PROMPT
Of all the lines in these entries, count those that contain "text" and give only the total.

App and web page records
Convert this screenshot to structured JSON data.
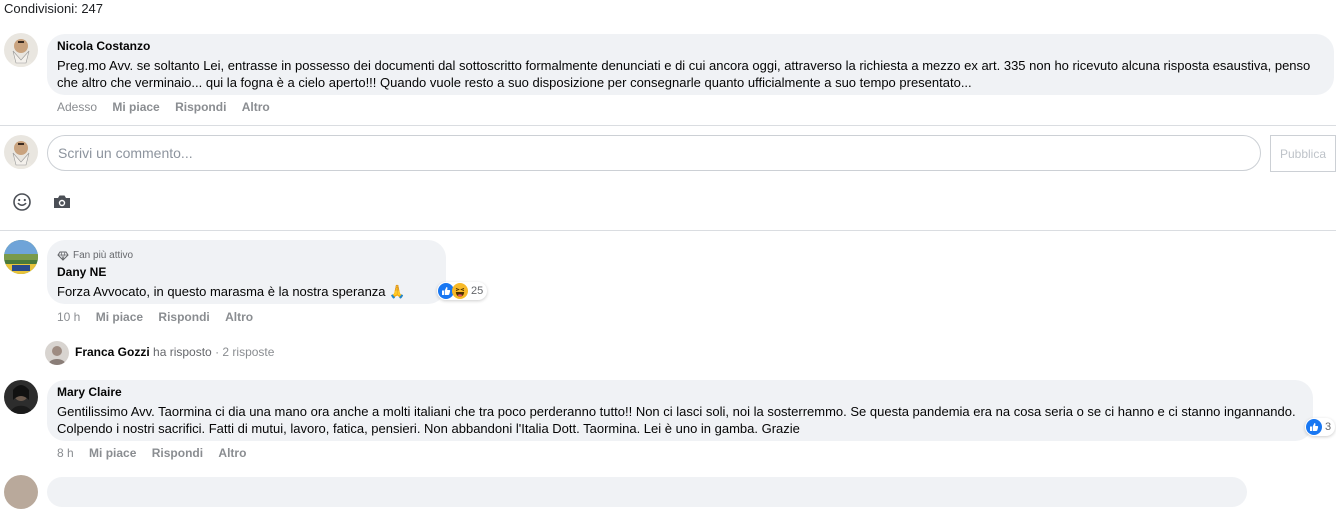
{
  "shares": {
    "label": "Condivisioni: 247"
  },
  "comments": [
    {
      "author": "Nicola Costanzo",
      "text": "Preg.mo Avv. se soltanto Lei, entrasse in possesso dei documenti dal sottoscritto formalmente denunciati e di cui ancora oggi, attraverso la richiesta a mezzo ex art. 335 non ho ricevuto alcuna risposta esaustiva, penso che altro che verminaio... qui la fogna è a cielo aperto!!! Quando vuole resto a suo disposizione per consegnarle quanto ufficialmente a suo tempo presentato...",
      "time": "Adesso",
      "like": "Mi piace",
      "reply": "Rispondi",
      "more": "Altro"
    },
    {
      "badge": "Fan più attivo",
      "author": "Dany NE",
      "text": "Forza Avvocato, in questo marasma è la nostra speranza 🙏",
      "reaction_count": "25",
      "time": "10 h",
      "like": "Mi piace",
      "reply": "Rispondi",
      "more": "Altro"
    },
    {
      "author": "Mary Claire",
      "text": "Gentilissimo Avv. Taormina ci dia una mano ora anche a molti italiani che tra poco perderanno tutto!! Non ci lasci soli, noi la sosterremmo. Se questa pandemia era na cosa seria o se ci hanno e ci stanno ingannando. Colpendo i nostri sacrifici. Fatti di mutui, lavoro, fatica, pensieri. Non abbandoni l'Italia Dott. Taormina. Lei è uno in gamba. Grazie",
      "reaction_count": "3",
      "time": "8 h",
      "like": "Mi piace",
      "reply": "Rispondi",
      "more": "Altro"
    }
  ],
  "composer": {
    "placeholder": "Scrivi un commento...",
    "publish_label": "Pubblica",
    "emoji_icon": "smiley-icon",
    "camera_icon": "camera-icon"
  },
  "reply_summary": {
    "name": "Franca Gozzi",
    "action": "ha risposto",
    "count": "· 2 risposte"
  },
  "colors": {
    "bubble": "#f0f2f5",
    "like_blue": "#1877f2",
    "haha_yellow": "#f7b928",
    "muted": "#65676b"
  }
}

RESPONSE AREA
3